Virus-like particles were found in erythrocytes of coho salmon (Oncorhynchus kisutch) reared in seawater in Northern California, U.S.A. Erythrocytes from these salmon had numerous rod-shaped cytoplasmic inclusions, ranging in size from 1 to 2 μm. These inclusions were pink to red following Lieshman-Giemsa staining and were present in all of the erythrocytes from several fish. An examination of these erythrocytes by electron microscopy showed numerous spherical virus-like particles. The particles had a mean diameter of 106 nm (s.d. = 2.7, n = 20) and were evident within membranebound vacuoles in the cytoplasm and between the inner and outer aspects of the nuclear envelope. The particles were spherical, sometimes found budding into the cytoplasmic vacuoles, and possessed regular surface projections or spikes on a tightly fitting external envelope.
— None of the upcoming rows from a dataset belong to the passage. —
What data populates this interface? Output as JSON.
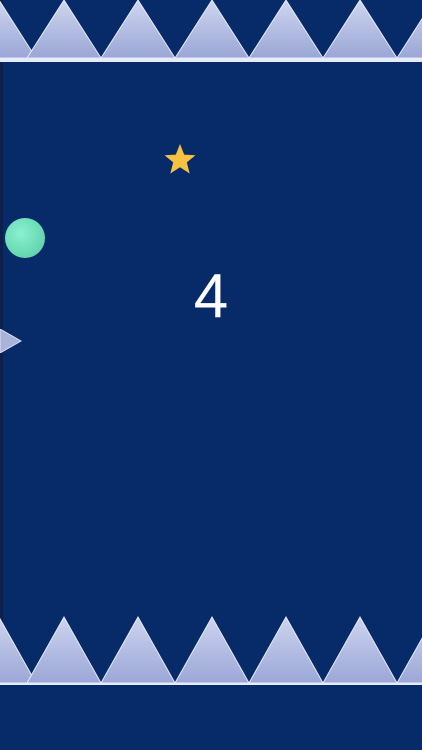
{
  "game": {
    "score": "4",
    "colors": {
      "background": "#072a69",
      "spike": "#b8c3e6",
      "ball": "#6cdcb6",
      "star": "#f5c242",
      "score_text": "#ffffff"
    }
  },
  "icons": {
    "ball": "ball-icon",
    "star": "star-icon",
    "spike": "triangle-spike-icon"
  }
}
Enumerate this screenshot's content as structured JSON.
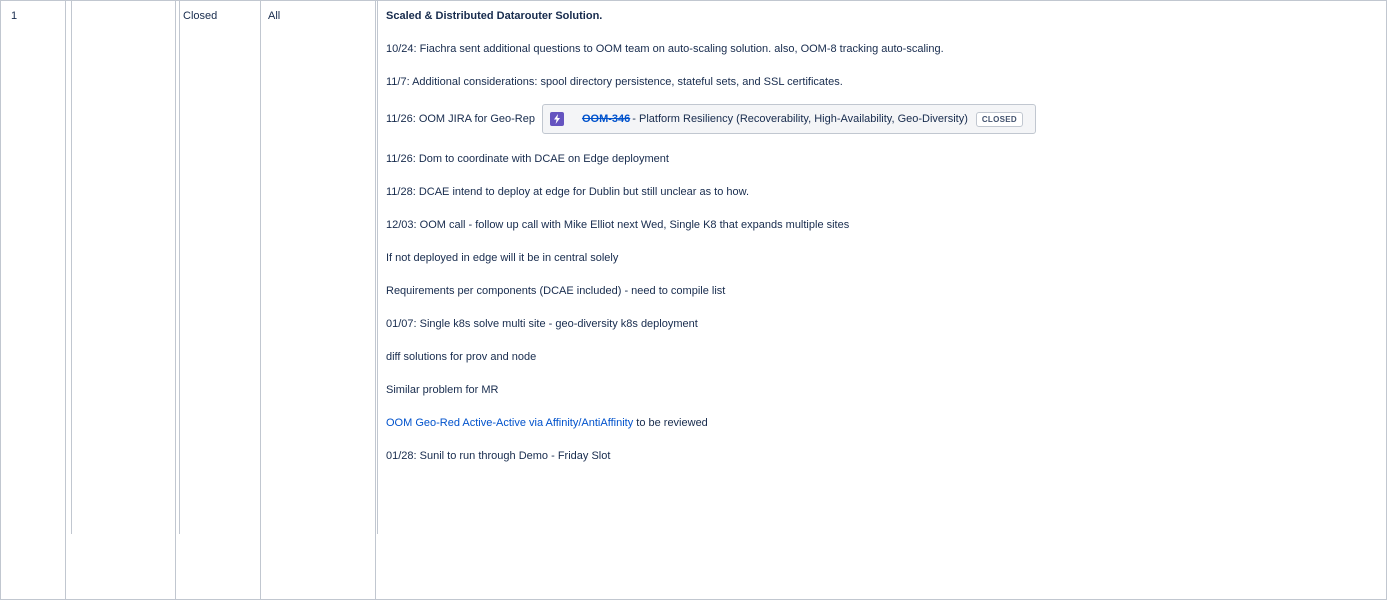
{
  "row": {
    "number": "1",
    "owner": "",
    "status": "Closed",
    "scope": "All",
    "title": "Scaled & Distributed Datarouter Solution.",
    "notes": [
      "10/24: Fiachra sent additional questions to OOM team on auto-scaling solution. also, OOM-8 tracking auto-scaling.",
      "11/7: Additional considerations: spool directory persistence, stateful sets, and SSL certificates."
    ],
    "jira_prefix": "11/26: OOM JIRA for Geo-Rep",
    "jira": {
      "key": "OOM-346",
      "summary": " - Platform Resiliency (Recoverability, High-Availability, Geo-Diversity)",
      "status": "CLOSED",
      "icon": "lightning-icon"
    },
    "notes_after": [
      "11/26: Dom to coordinate with DCAE on Edge deployment",
      "11/28: DCAE intend to deploy at edge for Dublin but still unclear as to how.",
      "12/03: OOM call - follow up call with Mike Elliot next Wed, Single K8 that expands multiple sites",
      "If not deployed in edge will it be in central solely",
      "Requirements per components (DCAE included) - need to compile list",
      "01/07: Single k8s solve multi site - geo-diversity k8s deployment",
      "diff solutions for prov and node",
      "Similar problem for MR"
    ],
    "link_text": "OOM Geo-Red Active-Active via Affinity/AntiAffinity",
    "link_suffix": " to be reviewed",
    "last_note": "01/28: Sunil to run through Demo - Friday Slot"
  },
  "colors": {
    "link": "#0052cc",
    "border": "#c1c7d0",
    "jira_icon": "#6554c0"
  }
}
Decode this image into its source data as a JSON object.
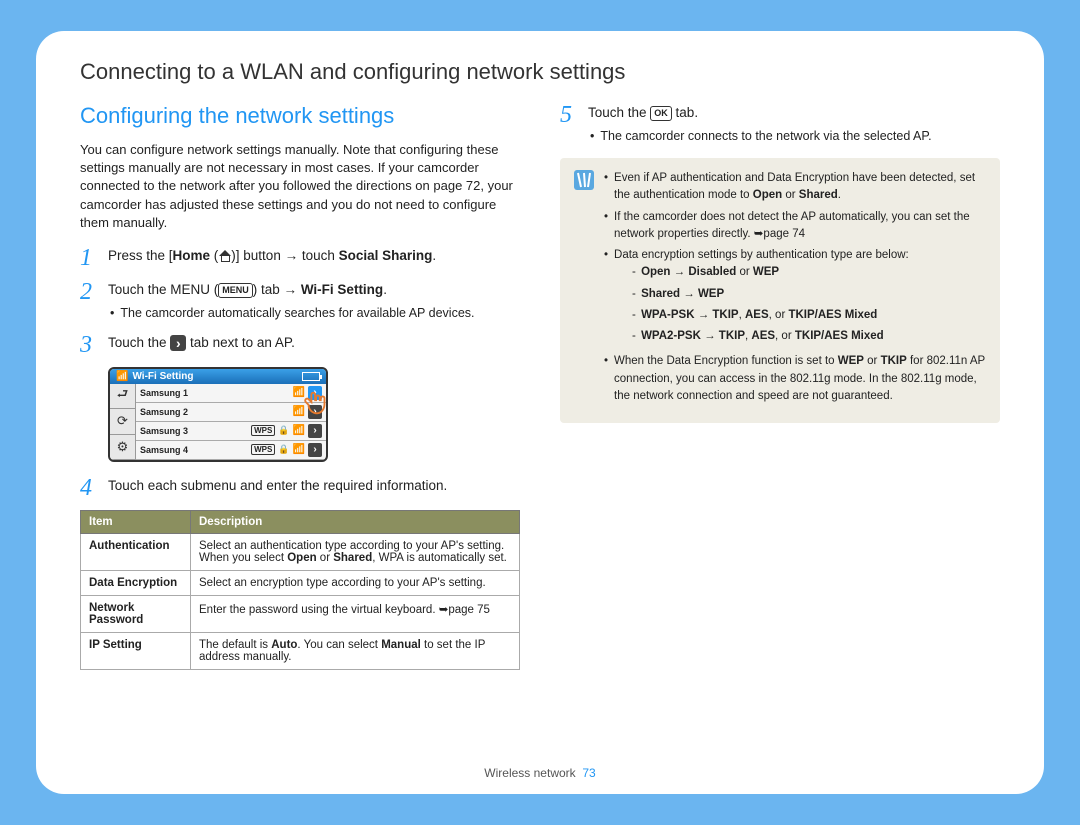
{
  "page_title": "Connecting to a WLAN and configuring network settings",
  "section_title": "Configuring the network settings",
  "intro": "You can configure network settings manually. Note that configuring these settings manually are not necessary in most cases. If your camcorder connected to the network after you followed the directions on page 72, your camcorder has adjusted these settings and you do not need to configure them manually.",
  "step1_a": "Press the [",
  "step1_home": "Home",
  "step1_b": " (",
  "step1_c": ")] button → touch ",
  "step1_d": "Social Sharing",
  "step1_e": ".",
  "step2_a": "Touch the MENU (",
  "step2_menu": "MENU",
  "step2_b": ") tab → ",
  "step2_c": "Wi-Fi Setting",
  "step2_d": ".",
  "step2_bullet": "The camcorder automatically searches for available AP devices.",
  "step3_a": "Touch the ",
  "step3_b": " tab next to an AP.",
  "wifi_title": "Wi-Fi Setting",
  "wifi_rows": [
    "Samsung 1",
    "Samsung 2",
    "Samsung 3",
    "Samsung 4"
  ],
  "wps_label": "WPS",
  "step4": "Touch each submenu and enter the required information.",
  "table": {
    "h1": "Item",
    "h2": "Description",
    "rows": [
      {
        "item": "Authentication",
        "desc_a": "Select an authentication type according to your AP's setting. When you select ",
        "b1": "Open",
        "mid": " or ",
        "b2": "Shared",
        "desc_b": ", WPA is automatically set."
      },
      {
        "item": "Data Encryption",
        "desc": "Select an encryption type according to your AP's setting."
      },
      {
        "item": "Network Password",
        "desc": "Enter the password using the virtual keyboard. ➥page 75"
      },
      {
        "item": "IP Setting",
        "desc_a": "The default is ",
        "b1": "Auto",
        "mid": ". You can select ",
        "b2": "Manual",
        "desc_b": " to set the IP address manually."
      }
    ]
  },
  "step5_a": "Touch the ",
  "step5_ok": "OK",
  "step5_b": " tab.",
  "step5_bullet": "The camcorder connects to the network via the selected AP.",
  "note": {
    "l1_a": "Even if AP authentication and Data Encryption have been detected, set the authentication mode to ",
    "l1_b1": "Open",
    "l1_mid": " or ",
    "l1_b2": "Shared",
    "l1_end": ".",
    "l2": "If the camcorder does not detect the AP automatically, you can set the network properties directly. ➥page 74",
    "l3": "Data encryption settings by authentication type are below:",
    "s1": "Open → Disabled",
    "s1b": " or ",
    "s1c": "WEP",
    "s2": "Shared → WEP",
    "s3": "WPA-PSK → TKIP",
    "s3b": ", ",
    "s3c": "AES",
    "s3d": ", or ",
    "s3e": "TKIP/AES Mixed",
    "s4": "WPA2-PSK → TKIP",
    "s4b": ", ",
    "s4c": "AES",
    "s4d": ", or ",
    "s4e": "TKIP/AES Mixed",
    "l4_a": "When the Data Encryption function is set to ",
    "l4_b1": "WEP",
    "l4_mid": " or ",
    "l4_b2": "TKIP",
    "l4_b": " for 802.11n AP connection, you can access in the 802.11g mode. In the 802.11g mode, the network connection and speed are not guaranteed."
  },
  "footer_label": "Wireless network",
  "footer_page": "73"
}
The consistent size and structure of these particles and their absence in normal erythrocytes suggests they may represent a new virus not previously recognized in salmonid erythrocytes.
ASJC Scopus subject areas
- Aquatic Science